Without the pictures, restate all of the data below word for word.

[Opening Task inputs section]

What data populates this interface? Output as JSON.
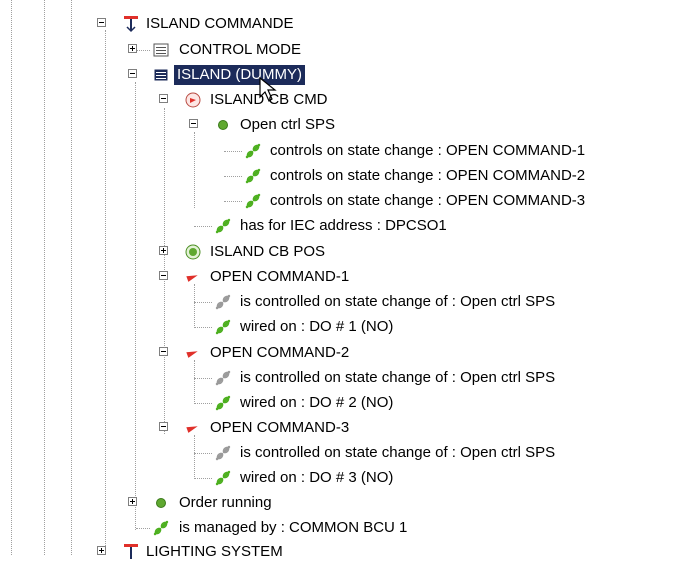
{
  "tree": {
    "nodes": [
      {
        "label": "ISLAND COMMANDE",
        "icon": "red-t-function-icon"
      },
      {
        "label": "CONTROL MODE",
        "icon": "list-icon"
      },
      {
        "label": "ISLAND  (DUMMY)",
        "icon": "list-icon",
        "selected": true
      },
      {
        "label": "ISLAND CB CMD",
        "icon": "red-circle-icon"
      },
      {
        "label": "Open ctrl SPS",
        "icon": "green-dot-icon"
      },
      {
        "label": "controls on state change : OPEN COMMAND-1",
        "icon": "green-link-icon"
      },
      {
        "label": "controls on state change : OPEN COMMAND-2",
        "icon": "green-link-icon"
      },
      {
        "label": "controls on state change : OPEN COMMAND-3",
        "icon": "green-link-icon"
      },
      {
        "label": "has for IEC address : DPCSO1",
        "icon": "green-link-icon"
      },
      {
        "label": "ISLAND CB POS",
        "icon": "green-ring-icon"
      },
      {
        "label": "OPEN COMMAND-1",
        "icon": "red-arrow-icon"
      },
      {
        "label": "is controlled on state change of : Open ctrl SPS",
        "icon": "gray-link-icon"
      },
      {
        "label": "wired on : DO # 1 (NO)",
        "icon": "green-link-icon"
      },
      {
        "label": "OPEN COMMAND-2",
        "icon": "red-arrow-icon"
      },
      {
        "label": "is controlled on state change of : Open ctrl SPS",
        "icon": "gray-link-icon"
      },
      {
        "label": "wired on : DO # 2 (NO)",
        "icon": "green-link-icon"
      },
      {
        "label": "OPEN COMMAND-3",
        "icon": "red-arrow-icon"
      },
      {
        "label": "is controlled on state change of : Open ctrl SPS",
        "icon": "gray-link-icon"
      },
      {
        "label": "wired on : DO # 3 (NO)",
        "icon": "green-link-icon"
      },
      {
        "label": "Order running",
        "icon": "green-dot-icon"
      },
      {
        "label": "is managed by : COMMON BCU 1",
        "icon": "green-link-icon"
      },
      {
        "label": "LIGHTING SYSTEM",
        "icon": "red-t-function-icon"
      }
    ]
  },
  "colors": {
    "selection_bg": "#1c2b5a",
    "tree_lines": "#a0a0a0",
    "link_green": "#4caf1e",
    "accent_red": "#e0302a"
  }
}
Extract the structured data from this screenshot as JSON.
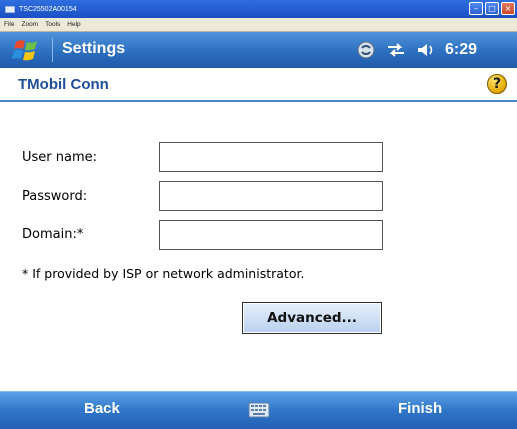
{
  "window": {
    "title": "TSC25502A00154",
    "menu": [
      "File",
      "Zoom",
      "Tools",
      "Help"
    ],
    "minimize_icon": "minimize-icon",
    "maximize_icon": "maximize-icon",
    "close_icon": "close-icon"
  },
  "titlebar": {
    "title": "Settings",
    "time": "6:29",
    "icons": [
      "windows-start-icon",
      "sync-icon",
      "connectivity-icon",
      "volume-icon"
    ]
  },
  "header": {
    "title": "TMobil Conn",
    "help_icon": "help-icon",
    "help_glyph": "?"
  },
  "form": {
    "username_label": "User name:",
    "username_value": "",
    "password_label": "Password:",
    "password_value": "",
    "domain_label": "Domain:*",
    "domain_value": "",
    "note": "* If provided by ISP or network administrator.",
    "advanced_label": "Advanced..."
  },
  "softkeys": {
    "left": "Back",
    "right": "Finish",
    "input_icon": "keyboard-icon"
  },
  "colors": {
    "titlebar": "#2c6fc0",
    "header_text": "#1f4f9a",
    "accent_line": "#4a86cc",
    "help_yellow": "#f0bf10"
  }
}
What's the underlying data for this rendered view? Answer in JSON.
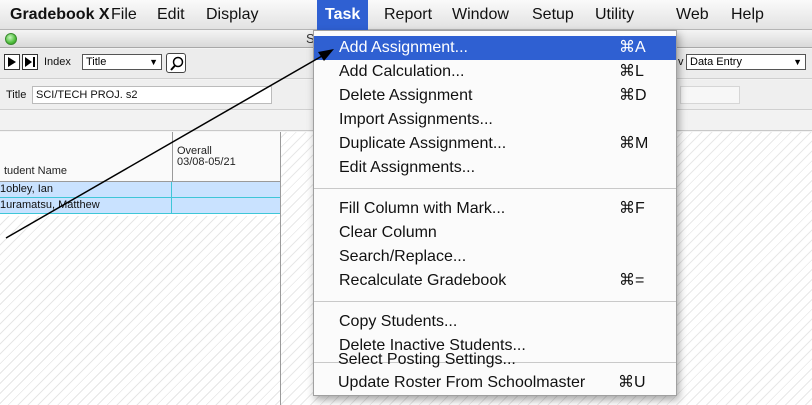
{
  "menubar": {
    "app": "Gradebook X",
    "items": [
      "File",
      "Edit",
      "Display",
      "Task",
      "Report",
      "Window",
      "Setup",
      "Utility",
      "Web",
      "Help"
    ],
    "active": "Task"
  },
  "window": {
    "title_fragment": "S",
    "toolbar": {
      "index_label": "Index",
      "index_value": "Title",
      "view_value": "Data Entry",
      "view_label_fragment": "v"
    },
    "filter": {
      "label": "Title",
      "value": "SCI/TECH PROJ. s2"
    },
    "grid": {
      "columns": [
        {
          "label": "tudent Name"
        },
        {
          "label": "Overall",
          "sub": "03/08-05/21"
        }
      ],
      "rows": [
        {
          "name": "1obley, Ian",
          "overall": ""
        },
        {
          "name": "1uramatsu, Matthew",
          "overall": ""
        }
      ]
    }
  },
  "task_menu": {
    "groups": [
      [
        {
          "label": "Add Assignment...",
          "shortcut": "⌘A",
          "highlighted": true
        },
        {
          "label": "Add Calculation...",
          "shortcut": "⌘L"
        },
        {
          "label": "Delete Assignment",
          "shortcut": "⌘D"
        },
        {
          "label": "Import Assignments...",
          "shortcut": ""
        },
        {
          "label": "Duplicate Assignment...",
          "shortcut": "⌘M"
        },
        {
          "label": "Edit Assignments...",
          "shortcut": ""
        }
      ],
      [
        {
          "label": "Fill Column with Mark...",
          "shortcut": "⌘F"
        },
        {
          "label": "Clear Column",
          "shortcut": ""
        },
        {
          "label": "Search/Replace...",
          "shortcut": ""
        },
        {
          "label": "Recalculate Gradebook",
          "shortcut": "⌘="
        }
      ],
      [
        {
          "label": "Copy Students...",
          "shortcut": ""
        },
        {
          "label": "Delete Inactive Students...",
          "shortcut": ""
        }
      ],
      [
        {
          "label": "Select Posting Settings...",
          "shortcut": ""
        },
        {
          "label": "Update Roster From Schoolmaster",
          "shortcut": "⌘U"
        }
      ]
    ]
  },
  "colors": {
    "highlight": "#2f60d2",
    "row_selected": "#c9e2ff",
    "row_border": "#3ec6d8"
  }
}
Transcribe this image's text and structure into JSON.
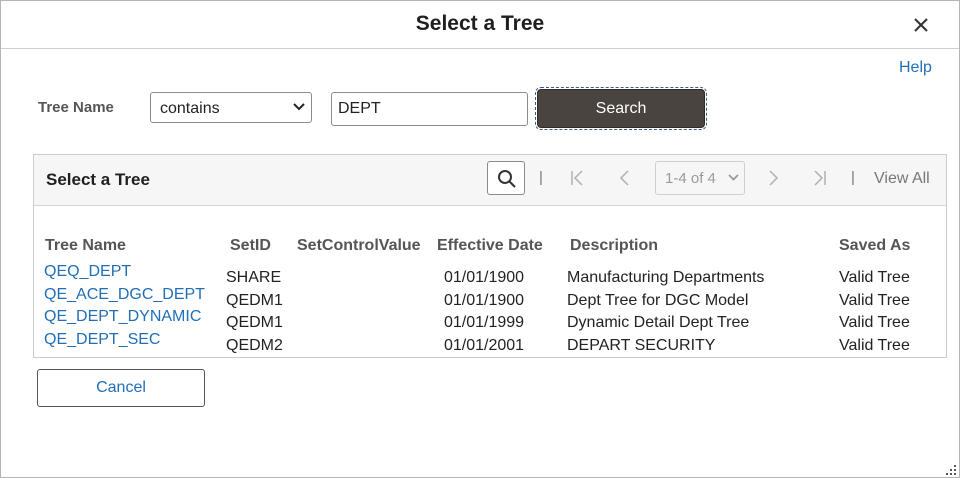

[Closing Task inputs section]

* [Answer section]:
What data populates this interface? Output as JSON.
{
  "tree": {
    "nodes": [
      {
        "label": "ISLAND COMMANDE",
        "icon": "red-t-function-icon"
      },
      {
        "label": "CONTROL MODE",
        "icon": "list-icon"
      },
      {
        "label": "ISLAND  (DUMMY)",
        "icon": "list-icon",
        "selected": true
      },
      {
        "label": "ISLAND CB CMD",
        "icon": "red-circle-icon"
      },
      {
        "label": "Open ctrl SPS",
        "icon": "green-dot-icon"
      },
      {
        "label": "controls on state change : OPEN COMMAND-1",
        "icon": "green-link-icon"
      },
      {
        "label": "controls on state change : OPEN COMMAND-2",
        "icon": "green-link-icon"
      },
      {
        "label": "controls on state change : OPEN COMMAND-3",
        "icon": "green-link-icon"
      },
      {
        "label": "has for IEC address : DPCSO1",
        "icon": "green-link-icon"
      },
      {
        "label": "ISLAND CB POS",
        "icon": "green-ring-icon"
      },
      {
        "label": "OPEN COMMAND-1",
        "icon": "red-arrow-icon"
      },
      {
        "label": "is controlled on state change of : Open ctrl SPS",
        "icon": "gray-link-icon"
      },
      {
        "label": "wired on : DO # 1 (NO)",
        "icon": "green-link-icon"
      },
      {
        "label": "OPEN COMMAND-2",
        "icon": "red-arrow-icon"
      },
      {
        "label": "is controlled on state change of : Open ctrl SPS",
        "icon": "gray-link-icon"
      },
      {
        "label": "wired on : DO # 2 (NO)",
        "icon": "green-link-icon"
      },
      {
        "label": "OPEN COMMAND-3",
        "icon": "red-arrow-icon"
      },
      {
        "label": "is controlled on state change of : Open ctrl SPS",
        "icon": "gray-link-icon"
      },
      {
        "label": "wired on : DO # 3 (NO)",
        "icon": "green-link-icon"
      },
      {
        "label": "Order running",
        "icon": "green-dot-icon"
      },
      {
        "label": "is managed by : COMMON BCU 1",
        "icon": "green-link-icon"
      },
      {
        "label": "LIGHTING SYSTEM",
        "icon": "red-t-function-icon"
      }
    ]
  },
  "colors": {
    "selection_bg": "#1c2b5a",
    "tree_lines": "#a0a0a0",
    "link_green": "#4caf1e",
    "accent_red": "#e0302a"
  }
}
Extract the structured data from this screenshot as JSON.
{
  "window": {
    "title": "TSC25502A00154",
    "menu": [
      "File",
      "Zoom",
      "Tools",
      "Help"
    ],
    "minimize_icon": "minimize-icon",
    "maximize_icon": "maximize-icon",
    "close_icon": "close-icon"
  },
  "titlebar": {
    "title": "Settings",
    "time": "6:29",
    "icons": [
      "windows-start-icon",
      "sync-icon",
      "connectivity-icon",
      "volume-icon"
    ]
  },
  "header": {
    "title": "TMobil Conn",
    "help_icon": "help-icon",
    "help_glyph": "?"
  },
  "form": {
    "username_label": "User name:",
    "username_value": "",
    "password_label": "Password:",
    "password_value": "",
    "domain_label": "Domain:*",
    "domain_value": "",
    "note": "* If provided by ISP or network administrator.",
    "advanced_label": "Advanced..."
  },
  "softkeys": {
    "left": "Back",
    "right": "Finish",
    "input_icon": "keyboard-icon"
  },
  "colors": {
    "titlebar": "#2c6fc0",
    "header_text": "#1f4f9a",
    "accent_line": "#4a86cc",
    "help_yellow": "#f0bf10"
  }
}
What's the underlying data for this rendered view? Answer in JSON.
{
  "menubar": {
    "app": "Gradebook X",
    "items": [
      "File",
      "Edit",
      "Display",
      "Task",
      "Report",
      "Window",
      "Setup",
      "Utility",
      "Web",
      "Help"
    ],
    "active": "Task"
  },
  "window": {
    "title_fragment": "S",
    "toolbar": {
      "index_label": "Index",
      "index_value": "Title",
      "view_value": "Data Entry",
      "view_label_fragment": "v"
    },
    "filter": {
      "label": "Title",
      "value": "SCI/TECH PROJ. s2"
    },
    "grid": {
      "columns": [
        {
          "label": "tudent Name"
        },
        {
          "label": "Overall",
          "sub": "03/08-05/21"
        }
      ],
      "rows": [
        {
          "name": "1obley, Ian",
          "overall": ""
        },
        {
          "name": "1uramatsu, Matthew",
          "overall": ""
        }
      ]
    }
  },
  "task_menu": {
    "groups": [
      [
        {
          "label": "Add Assignment...",
          "shortcut": "⌘A",
          "highlighted": true
        },
        {
          "label": "Add Calculation...",
          "shortcut": "⌘L"
        },
        {
          "label": "Delete Assignment",
          "shortcut": "⌘D"
        },
        {
          "label": "Import Assignments...",
          "shortcut": ""
        },
        {
          "label": "Duplicate Assignment...",
          "shortcut": "⌘M"
        },
        {
          "label": "Edit Assignments...",
          "shortcut": ""
        }
      ],
      [
        {
          "label": "Fill Column with Mark...",
          "shortcut": "⌘F"
        },
        {
          "label": "Clear Column",
          "shortcut": ""
        },
        {
          "label": "Search/Replace...",
          "shortcut": ""
        },
        {
          "label": "Recalculate Gradebook",
          "shortcut": "⌘="
        }
      ],
      [
        {
          "label": "Copy Students...",
          "shortcut": ""
        },
        {
          "label": "Delete Inactive Students...",
          "shortcut": ""
        }
      ],
      [
        {
          "label": "Select Posting Settings...",
          "shortcut": ""
        },
        {
          "label": "Update Roster From Schoolmaster",
          "shortcut": "⌘U"
        }
      ]
    ]
  },
  "colors": {
    "highlight": "#2f60d2",
    "row_selected": "#c9e2ff",
    "row_border": "#3ec6d8"
  }
}
Transcribe this image's text and structure into JSON.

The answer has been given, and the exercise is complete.